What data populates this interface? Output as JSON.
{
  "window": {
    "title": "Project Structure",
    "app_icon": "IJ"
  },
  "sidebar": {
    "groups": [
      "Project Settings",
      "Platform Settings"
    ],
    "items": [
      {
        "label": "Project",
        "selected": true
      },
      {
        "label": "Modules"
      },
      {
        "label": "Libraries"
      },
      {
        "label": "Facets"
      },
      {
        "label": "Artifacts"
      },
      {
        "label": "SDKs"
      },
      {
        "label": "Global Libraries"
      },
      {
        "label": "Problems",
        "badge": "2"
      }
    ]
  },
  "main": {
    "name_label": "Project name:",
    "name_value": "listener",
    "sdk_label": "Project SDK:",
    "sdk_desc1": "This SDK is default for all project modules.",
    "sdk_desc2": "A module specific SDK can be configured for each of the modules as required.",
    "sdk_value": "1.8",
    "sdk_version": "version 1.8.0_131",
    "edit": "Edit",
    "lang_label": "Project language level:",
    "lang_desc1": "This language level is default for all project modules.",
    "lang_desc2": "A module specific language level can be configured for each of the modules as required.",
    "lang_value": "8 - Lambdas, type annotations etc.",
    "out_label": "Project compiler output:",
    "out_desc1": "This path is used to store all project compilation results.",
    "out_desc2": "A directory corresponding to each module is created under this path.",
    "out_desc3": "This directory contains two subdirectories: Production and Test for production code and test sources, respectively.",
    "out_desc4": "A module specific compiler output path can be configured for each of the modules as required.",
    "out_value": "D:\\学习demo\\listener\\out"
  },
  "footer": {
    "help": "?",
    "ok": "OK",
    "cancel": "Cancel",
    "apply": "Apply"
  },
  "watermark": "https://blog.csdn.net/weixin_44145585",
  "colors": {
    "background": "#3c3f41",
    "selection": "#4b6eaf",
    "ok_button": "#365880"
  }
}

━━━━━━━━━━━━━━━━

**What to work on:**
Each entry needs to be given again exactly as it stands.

**Exercise response:**
What data populates this interface? Output as JSON.
{
  "window": {
    "title": "Project Structure",
    "app_icon": "IJ"
  },
  "sidebar": {
    "groups": [
      "Project Settings",
      "Platform Settings"
    ],
    "items": [
      {
        "label": "Project",
        "selected": true
      },
      {
        "label": "Modules"
      },
      {
        "label": "Libraries"
      },
      {
        "label": "Facets"
      },
      {
        "label": "Artifacts"
      },
      {
        "label": "SDKs"
      },
      {
        "label": "Global Libraries"
      },
      {
        "label": "Problems",
        "badge": "2"
      }
    ]
  },
  "main": {
    "name_label": "Project name:",
    "name_value": "listener",
    "sdk_label": "Project SDK:",
    "sdk_desc1": "This SDK is default for all project modules.",
    "sdk_desc2": "A module specific SDK can be configured for each of the modules as required.",
    "sdk_value": "1.8",
    "sdk_version": "version 1.8.0_131",
    "edit": "Edit",
    "lang_label": "Project language level:",
    "lang_desc1": "This language level is default for all project modules.",
    "lang_desc2": "A module specific language level can be configured for each of the modules as required.",
    "lang_value": "8 - Lambdas, type annotations etc.",
    "out_label": "Project compiler output:",
    "out_desc1": "This path is used to store all project compilation results.",
    "out_desc2": "A directory corresponding to each module is created under this path.",
    "out_desc3": "This directory contains two subdirectories: Production and Test for production code and test sources, respectively.",
    "out_desc4": "A module specific compiler output path can be configured for each of the modules as required.",
    "out_value": "D:\\学习demo\\listener\\out"
  },
  "footer": {
    "help": "?",
    "ok": "OK",
    "cancel": "Cancel",
    "apply": "Apply"
  },
  "watermark": "https://blog.csdn.net/weixin_44145585",
  "colors": {
    "background": "#3c3f41",
    "selection": "#4b6eaf",
    "ok_button": "#365880"
  }
}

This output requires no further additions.